that have shown little interest in studying the strong and numerous
arguments for a male-female prerequisite in Scripture, in reading the
Book of Order's ordination standard for sexuality in a reasonable
way, or in discerning the apparent historical motivation behind the
omission of terms for homosexual practice in the Heidelberg Catechism's
allusion to 1 Cor 6:9-10. Ironically, those who most loudly trumpet
their desire to put Spirit over Letter are here attempting to put Letter
over Spirit. The spirit of the text of the Catechism is clear enough. It
is the exact opposite of the attempt now being made to make the
Confessions open to homosexual practice.
The attempt at retranslation is not about history and
honesty but ideology and a homosexualist agenda.
Review of How We Know That 1 Corinthians 6:9 Rejects All Homosexual
malakoi (“soft men”)
and arsenokoitai (“men who lie with a male”) in 1 Cor 6:9
are clearly inclusive of all homosexual bonds, understood in their
historical and literary contexts. Detailed documentation for each of
the arguments below can be found elsewhere.
As regards the meaning of malakoi (lit., “soft men,” in the sense

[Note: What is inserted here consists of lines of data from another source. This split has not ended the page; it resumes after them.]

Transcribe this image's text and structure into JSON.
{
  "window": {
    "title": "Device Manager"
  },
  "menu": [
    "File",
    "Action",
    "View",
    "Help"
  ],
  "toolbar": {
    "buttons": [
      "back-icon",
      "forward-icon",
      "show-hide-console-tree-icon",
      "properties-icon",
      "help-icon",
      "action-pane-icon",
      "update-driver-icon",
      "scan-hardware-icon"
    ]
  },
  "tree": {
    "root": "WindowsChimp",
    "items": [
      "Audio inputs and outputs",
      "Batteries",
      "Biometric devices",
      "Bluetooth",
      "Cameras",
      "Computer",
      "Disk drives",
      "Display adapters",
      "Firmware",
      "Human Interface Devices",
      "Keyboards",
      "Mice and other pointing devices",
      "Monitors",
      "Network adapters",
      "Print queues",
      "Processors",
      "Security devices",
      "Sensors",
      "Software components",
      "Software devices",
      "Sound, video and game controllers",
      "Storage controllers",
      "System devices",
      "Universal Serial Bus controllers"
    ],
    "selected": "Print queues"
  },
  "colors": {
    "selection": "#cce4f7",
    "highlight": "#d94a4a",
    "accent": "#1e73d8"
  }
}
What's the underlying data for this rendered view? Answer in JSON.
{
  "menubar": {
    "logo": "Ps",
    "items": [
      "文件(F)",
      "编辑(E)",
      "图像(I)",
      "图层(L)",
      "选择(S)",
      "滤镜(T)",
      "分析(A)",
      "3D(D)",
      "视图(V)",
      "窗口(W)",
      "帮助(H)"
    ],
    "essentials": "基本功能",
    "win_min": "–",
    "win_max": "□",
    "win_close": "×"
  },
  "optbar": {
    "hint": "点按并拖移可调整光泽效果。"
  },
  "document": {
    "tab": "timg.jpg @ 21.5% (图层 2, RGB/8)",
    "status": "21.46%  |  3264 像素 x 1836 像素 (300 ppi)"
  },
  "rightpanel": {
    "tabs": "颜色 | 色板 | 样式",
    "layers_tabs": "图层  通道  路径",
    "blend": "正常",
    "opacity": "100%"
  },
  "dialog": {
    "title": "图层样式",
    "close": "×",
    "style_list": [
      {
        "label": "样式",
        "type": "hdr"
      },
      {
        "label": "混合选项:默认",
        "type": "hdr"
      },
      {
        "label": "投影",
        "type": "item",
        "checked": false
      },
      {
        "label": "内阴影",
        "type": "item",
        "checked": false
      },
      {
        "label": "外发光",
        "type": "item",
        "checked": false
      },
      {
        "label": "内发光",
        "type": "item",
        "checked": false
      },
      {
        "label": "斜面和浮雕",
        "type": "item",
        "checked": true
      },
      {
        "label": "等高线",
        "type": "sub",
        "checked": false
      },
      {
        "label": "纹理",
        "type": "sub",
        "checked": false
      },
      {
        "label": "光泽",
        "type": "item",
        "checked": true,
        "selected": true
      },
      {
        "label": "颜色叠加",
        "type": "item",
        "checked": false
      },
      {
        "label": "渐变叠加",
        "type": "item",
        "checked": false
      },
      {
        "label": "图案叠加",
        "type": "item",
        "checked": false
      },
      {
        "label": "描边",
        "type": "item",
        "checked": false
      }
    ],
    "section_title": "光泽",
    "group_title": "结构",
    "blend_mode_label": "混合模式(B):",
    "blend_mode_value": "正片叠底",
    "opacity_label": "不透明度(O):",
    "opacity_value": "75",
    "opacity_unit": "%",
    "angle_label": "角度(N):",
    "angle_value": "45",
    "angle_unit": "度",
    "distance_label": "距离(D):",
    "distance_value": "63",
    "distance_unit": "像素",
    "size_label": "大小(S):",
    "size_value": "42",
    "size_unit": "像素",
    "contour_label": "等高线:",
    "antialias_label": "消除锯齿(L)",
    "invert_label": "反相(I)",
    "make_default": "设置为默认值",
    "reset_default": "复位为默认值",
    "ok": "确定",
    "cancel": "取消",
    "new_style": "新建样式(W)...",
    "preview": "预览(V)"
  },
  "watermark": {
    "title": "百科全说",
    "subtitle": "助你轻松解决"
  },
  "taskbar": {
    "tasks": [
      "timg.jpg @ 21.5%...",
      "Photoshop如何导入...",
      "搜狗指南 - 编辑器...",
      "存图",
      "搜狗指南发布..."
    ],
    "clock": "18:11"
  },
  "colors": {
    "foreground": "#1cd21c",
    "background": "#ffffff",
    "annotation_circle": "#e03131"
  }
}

of men who feminize themselves to attract male sex partners)
As regards the meaning of arsenokoitai (literally,
“men lying [koitē] with a male [arsēn]”) note:
Although lacking the degree of documentation that I
supply above, Dan O. Via,
a New Testament scholar supportive of homosexual unions, rightly
The Pauline texts . . . do not support
this limitation of male homosexuality to pederasty. Moreover, some Greek
sources suggest that—at least in principle—a relationship should not be
begun until the boy is almost grown and should be lifelong. . . . I
believe that [Richard] Hays is correct in holding that arsenokoites
[in 1 Cor 6:9] refers to a man who engages in same-sex intercourse.
. . . True the meaning of a compound word does not necessarily add up to
the sum of its parts ([Dale] Martin 119). But in this case I believe the
evidence suggests that it does. . . . First Cor[inthians] 6:9-10 simply
classifies homosexuality as a moral sin that finally keeps one out of
the kingdom of God.
Even Walter Wink, in his otherwise mean-spirited review
of my book The Bible and Homosexual Practice, had to admit:
Gagnon exegetes every biblical text
even remotely relevant to the theme [of homosexual practice]. This
section is filled with exegetical insights. I have long insisted that .
. . efforts to twist the text to mean what it clearly does not say are
deplorable. Simply put, the Bible is negative toward same-sex behavior,
and there is no getting around it. . . . Gagnon imagines a request from
the Corinthians to Paul for advice [about how they should respond to a
man in a loving and committed union with another man], based on 1
Corinthians 5:1-5. “. . . . When you mentioned that arsenokoitai
would be excluded from the coming kingdom of God, you were not including
somebody like this man, were you?” . . . No, Paul wouldn’t accept that
relationship for a minute.
A great irony in the attempt to remove mention of
homosexual practice in the Heidelberg Catechism is that it treats the
clear witness of Scripture as secondary to the confessions.
Recent works on the Bible and homosexual practice by two
Presbyterian professors have completely ignored the arguments and
evidence that I have put forward in several publications: Jack Rogers’s
Jesus, the Bible, and Homosexuality: Explode the Myths, Heal the
Church (Louisville: Westminster John Knox, 2006) and William Stacy
Johnson’s A Time to Embrace: Same-Gender Relationships in Religion,
Law, and Politics (Grand Rapids: Eerdmans, 2006). Neither is a
biblical scholar and both clearly the lack the expertise necessary to
evaluate the matter. In treating 1 Cor 6:9 (Rogers: pp. 73-75; Johnson:
pp. 131-33) both are entirely beholden to the work of previous biblical
scholars whose work I have already extensively rebutted (Rogers relying
on Martti Nissinen, Dale Martin, and Victor Furnish; Johnson relying on
Rogers and Johnson make no attempt to respond to any of my critiques of
the work of these scholars or any of the other arguments that I put
Bernadette J. Brooten, Love Between Women: Early Christian
Responses to Female Homoeroticism (Chicago: University of
Chicago Press, 1996), 126 n. 41, 260 n. 132.